In the next stage, the automated feed collection will be integrated with internal automation allowing additional advanced processing of the observables and automatic blocking of threats. The team will start actively building relationships with other teams allowing the more consistent intake of high-fidelity human-generated data. Simultaneously, the team will increase the internal machine and human analytical capability. The team will also start cataloging their investigations' results, preparing them to get in the most advanced stage. In this stage, the team will also seek memberships in formal and informal information exchange organizations, which we will cover in a follow-up blog.
In the final stage, the team will become a producer of information. It will actively defend itself through proactive threat hunting and analysis, but it will also create intelligence products to share with other teams outside of the company. It will not only keep track of its internal investigations, but it will also catalog threat groups, tools, and techniques. In this phase, the team is expected to be well connected with peer teams from other organizations.
It is important to understand that not all organizations need to reach Phase 3, and in some cases even Phase 2. A small company with 2 person IR team can probably afford to have those two people only implement Phase 1 in 4 hours per week of their time.
As you can see the topic is fairly broad, and in this post, we barely scratched its surface. CTI is a multifaceted discipline aiming to systematically collect and analyze information from different sources like network monitoring, malware analysis, incident response investigations, and external sources. Then disseminate this information to decision makers of different levels within an organization.
In a future post, we will continue with more details on how to build a CTI program, examine in detail the intelligence process, and what are the different information exchange groups you can join.

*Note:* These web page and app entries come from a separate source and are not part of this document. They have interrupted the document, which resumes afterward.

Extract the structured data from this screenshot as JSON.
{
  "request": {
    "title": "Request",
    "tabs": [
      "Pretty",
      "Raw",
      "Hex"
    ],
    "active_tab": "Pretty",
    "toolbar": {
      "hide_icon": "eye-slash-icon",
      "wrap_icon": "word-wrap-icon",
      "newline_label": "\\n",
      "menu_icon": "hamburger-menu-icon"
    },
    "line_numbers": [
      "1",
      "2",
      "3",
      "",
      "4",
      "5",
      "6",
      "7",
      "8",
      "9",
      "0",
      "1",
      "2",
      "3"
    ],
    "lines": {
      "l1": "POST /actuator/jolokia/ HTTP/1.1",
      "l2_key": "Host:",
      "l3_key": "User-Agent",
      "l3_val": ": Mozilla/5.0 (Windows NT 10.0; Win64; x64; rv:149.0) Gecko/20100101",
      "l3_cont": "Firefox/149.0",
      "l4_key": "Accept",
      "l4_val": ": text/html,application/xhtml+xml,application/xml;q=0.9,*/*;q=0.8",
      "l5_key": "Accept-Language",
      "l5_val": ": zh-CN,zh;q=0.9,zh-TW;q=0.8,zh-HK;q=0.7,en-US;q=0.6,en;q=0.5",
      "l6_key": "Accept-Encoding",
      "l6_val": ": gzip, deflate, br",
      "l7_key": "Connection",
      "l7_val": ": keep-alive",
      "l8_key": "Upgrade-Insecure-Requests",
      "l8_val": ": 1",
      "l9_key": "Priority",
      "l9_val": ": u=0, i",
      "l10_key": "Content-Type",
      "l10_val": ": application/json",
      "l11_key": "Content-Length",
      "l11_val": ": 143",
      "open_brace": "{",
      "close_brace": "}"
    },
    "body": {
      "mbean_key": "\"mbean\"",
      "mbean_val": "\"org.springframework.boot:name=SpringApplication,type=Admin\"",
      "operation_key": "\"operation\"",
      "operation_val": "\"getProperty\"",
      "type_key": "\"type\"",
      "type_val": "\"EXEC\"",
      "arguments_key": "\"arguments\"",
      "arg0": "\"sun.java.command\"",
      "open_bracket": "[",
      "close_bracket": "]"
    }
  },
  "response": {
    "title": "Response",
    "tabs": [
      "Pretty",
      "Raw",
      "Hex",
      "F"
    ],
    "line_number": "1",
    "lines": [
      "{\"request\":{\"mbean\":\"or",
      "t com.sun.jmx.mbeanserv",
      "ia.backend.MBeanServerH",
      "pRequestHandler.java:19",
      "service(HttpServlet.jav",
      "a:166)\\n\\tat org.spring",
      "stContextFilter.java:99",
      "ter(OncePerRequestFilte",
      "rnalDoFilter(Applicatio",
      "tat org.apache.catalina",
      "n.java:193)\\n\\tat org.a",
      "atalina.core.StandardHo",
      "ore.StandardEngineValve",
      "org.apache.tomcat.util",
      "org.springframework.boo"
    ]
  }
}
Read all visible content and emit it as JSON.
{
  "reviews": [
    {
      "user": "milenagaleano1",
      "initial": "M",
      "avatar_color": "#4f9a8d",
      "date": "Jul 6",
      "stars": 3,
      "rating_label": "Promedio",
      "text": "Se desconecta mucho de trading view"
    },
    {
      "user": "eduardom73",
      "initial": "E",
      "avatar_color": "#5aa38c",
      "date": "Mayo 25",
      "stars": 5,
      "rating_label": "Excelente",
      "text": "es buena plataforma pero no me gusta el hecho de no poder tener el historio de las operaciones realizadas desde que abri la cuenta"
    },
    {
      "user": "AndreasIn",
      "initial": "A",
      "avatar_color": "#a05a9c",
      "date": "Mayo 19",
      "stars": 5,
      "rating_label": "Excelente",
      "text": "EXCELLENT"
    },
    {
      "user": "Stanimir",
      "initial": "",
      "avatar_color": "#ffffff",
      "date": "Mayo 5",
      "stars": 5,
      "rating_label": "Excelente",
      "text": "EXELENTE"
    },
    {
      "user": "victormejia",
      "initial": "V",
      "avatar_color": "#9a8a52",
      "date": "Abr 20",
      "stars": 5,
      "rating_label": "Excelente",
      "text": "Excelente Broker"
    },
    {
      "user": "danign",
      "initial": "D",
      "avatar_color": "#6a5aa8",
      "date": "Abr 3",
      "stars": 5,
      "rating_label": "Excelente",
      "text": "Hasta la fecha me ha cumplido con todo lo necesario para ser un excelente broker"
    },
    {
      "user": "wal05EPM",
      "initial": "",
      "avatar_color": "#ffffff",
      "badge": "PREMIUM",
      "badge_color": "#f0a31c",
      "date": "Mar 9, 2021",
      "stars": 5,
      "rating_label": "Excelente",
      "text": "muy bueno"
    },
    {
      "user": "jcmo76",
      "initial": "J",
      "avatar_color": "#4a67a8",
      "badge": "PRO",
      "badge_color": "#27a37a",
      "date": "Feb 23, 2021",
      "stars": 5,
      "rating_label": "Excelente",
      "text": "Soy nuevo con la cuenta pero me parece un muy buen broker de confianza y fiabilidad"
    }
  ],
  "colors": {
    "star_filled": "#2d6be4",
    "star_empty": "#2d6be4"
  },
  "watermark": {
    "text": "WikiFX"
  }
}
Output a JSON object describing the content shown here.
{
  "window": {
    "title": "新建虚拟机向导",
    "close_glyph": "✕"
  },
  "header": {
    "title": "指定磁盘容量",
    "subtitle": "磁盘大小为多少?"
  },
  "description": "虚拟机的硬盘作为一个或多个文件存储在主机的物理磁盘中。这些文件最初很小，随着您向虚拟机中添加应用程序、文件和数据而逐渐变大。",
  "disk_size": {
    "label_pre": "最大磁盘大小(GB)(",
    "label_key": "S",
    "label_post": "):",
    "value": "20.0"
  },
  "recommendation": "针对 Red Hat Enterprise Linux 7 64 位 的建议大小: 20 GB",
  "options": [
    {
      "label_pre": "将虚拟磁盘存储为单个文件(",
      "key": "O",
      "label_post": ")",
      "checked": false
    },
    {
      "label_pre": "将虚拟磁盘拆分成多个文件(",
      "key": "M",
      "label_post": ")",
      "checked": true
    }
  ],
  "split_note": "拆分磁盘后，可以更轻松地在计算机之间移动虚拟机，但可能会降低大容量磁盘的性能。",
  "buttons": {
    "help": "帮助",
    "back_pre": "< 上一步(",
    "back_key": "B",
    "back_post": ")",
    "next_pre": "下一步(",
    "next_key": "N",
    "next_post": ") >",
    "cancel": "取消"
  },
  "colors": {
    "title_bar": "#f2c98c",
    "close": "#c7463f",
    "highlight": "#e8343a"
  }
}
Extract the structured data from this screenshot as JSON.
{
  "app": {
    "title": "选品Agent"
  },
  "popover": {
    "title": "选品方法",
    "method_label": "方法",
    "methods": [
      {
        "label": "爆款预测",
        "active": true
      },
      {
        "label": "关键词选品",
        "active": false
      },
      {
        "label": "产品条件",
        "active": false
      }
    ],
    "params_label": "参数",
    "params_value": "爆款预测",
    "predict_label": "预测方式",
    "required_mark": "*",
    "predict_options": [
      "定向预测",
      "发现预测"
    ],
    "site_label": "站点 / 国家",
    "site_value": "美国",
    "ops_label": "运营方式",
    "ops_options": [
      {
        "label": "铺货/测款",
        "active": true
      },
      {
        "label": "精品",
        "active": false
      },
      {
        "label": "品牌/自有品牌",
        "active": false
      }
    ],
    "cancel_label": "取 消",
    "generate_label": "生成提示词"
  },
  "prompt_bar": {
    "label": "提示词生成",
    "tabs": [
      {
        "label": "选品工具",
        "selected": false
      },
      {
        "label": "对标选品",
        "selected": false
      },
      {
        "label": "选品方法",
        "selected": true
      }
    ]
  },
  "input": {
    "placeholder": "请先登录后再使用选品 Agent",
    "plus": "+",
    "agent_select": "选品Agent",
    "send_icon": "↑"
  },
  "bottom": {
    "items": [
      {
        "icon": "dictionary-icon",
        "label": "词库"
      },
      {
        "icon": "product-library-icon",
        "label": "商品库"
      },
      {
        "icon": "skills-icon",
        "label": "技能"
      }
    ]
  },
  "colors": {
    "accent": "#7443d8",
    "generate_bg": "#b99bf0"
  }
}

If this topic is of interest, the FIRST CTI SIG Summit will be held on April 19-21 and since this year it will be online, the registration is free.
About the author
Graduate Research Assistant